INSTRUCTIONS TO FOLLOW →
Copy, in full, each line of the material that holds the word "below".

EXERCISE DATA →
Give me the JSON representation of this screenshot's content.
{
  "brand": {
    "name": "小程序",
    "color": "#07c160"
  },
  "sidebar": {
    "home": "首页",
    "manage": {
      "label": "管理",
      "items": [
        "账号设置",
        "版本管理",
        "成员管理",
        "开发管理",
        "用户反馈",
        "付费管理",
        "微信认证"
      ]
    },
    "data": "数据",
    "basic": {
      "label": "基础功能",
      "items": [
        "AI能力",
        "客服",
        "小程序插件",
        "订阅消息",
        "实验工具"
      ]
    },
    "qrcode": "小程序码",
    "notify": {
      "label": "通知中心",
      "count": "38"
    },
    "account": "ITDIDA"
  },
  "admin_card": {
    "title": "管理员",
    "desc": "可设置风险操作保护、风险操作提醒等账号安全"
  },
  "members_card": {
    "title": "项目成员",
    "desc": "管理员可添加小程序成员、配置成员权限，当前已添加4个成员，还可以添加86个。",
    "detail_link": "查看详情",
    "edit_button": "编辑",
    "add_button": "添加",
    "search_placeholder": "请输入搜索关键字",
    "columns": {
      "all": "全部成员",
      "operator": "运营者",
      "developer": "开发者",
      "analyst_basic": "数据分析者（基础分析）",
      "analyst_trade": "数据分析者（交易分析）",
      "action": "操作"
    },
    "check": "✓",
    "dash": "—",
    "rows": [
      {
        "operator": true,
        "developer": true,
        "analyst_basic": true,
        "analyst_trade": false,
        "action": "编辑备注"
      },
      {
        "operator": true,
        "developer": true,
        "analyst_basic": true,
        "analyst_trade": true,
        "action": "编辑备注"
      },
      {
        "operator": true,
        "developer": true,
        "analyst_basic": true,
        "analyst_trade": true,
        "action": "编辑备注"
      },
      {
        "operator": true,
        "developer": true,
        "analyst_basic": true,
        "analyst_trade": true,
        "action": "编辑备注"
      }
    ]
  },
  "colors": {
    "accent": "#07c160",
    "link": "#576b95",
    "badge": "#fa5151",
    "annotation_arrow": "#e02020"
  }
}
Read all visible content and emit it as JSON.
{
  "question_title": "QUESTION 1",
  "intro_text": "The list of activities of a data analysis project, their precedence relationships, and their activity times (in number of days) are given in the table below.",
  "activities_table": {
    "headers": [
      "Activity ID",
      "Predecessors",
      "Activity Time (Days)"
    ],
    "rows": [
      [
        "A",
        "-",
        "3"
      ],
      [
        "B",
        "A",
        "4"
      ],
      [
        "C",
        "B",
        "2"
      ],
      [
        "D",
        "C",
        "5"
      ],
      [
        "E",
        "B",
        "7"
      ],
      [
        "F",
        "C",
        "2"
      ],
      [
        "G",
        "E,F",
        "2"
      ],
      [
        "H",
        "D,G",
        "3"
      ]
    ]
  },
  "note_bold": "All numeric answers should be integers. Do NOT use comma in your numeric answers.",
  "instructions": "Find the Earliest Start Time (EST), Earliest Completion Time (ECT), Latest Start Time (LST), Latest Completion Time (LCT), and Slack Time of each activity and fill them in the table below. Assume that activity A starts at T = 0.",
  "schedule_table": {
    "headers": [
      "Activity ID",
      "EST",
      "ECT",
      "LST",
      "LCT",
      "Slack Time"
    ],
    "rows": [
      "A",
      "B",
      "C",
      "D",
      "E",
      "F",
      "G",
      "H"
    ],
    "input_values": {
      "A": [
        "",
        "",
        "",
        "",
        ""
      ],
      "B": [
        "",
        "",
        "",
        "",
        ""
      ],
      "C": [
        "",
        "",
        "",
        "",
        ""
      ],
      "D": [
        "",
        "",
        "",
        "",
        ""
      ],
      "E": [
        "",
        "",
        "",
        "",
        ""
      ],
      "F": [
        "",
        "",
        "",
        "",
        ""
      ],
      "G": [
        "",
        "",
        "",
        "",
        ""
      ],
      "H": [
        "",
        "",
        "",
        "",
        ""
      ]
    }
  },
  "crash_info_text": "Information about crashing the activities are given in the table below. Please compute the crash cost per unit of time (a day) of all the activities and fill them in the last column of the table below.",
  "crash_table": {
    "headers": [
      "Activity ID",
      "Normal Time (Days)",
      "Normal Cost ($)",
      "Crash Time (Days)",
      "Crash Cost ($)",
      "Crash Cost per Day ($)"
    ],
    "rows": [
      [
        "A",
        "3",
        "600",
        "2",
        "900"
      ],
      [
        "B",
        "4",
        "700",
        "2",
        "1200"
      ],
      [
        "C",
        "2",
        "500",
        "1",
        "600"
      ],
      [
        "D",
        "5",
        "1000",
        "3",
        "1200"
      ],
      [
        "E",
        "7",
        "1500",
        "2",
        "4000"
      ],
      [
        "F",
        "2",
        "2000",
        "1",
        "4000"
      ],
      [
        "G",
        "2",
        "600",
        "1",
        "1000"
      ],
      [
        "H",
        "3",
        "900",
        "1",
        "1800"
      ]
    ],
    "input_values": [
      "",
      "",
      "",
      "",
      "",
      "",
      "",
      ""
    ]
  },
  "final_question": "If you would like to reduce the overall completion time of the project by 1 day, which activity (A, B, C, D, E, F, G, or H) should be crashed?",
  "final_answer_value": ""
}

REPLY TO THE EXERCISE →
  "intro_text": "The list of activities of a data analysis project, their precedence relationships, and their activity times (in number of days) are given in the table below.",
  "instructions": "Find the Earliest Start Time (EST), Earliest Completion Time (ECT), Latest Start Time (LST), Latest Completion Time (LCT), and Slack Time of each activity and fill them in the table below. Assume that activity A starts at T = 0.",
  "crash_info_text": "Information about crashing the activities are given in the table below. Please compute the crash cost per unit of time (a day) of all the activities and fill them in the last column of the table below.",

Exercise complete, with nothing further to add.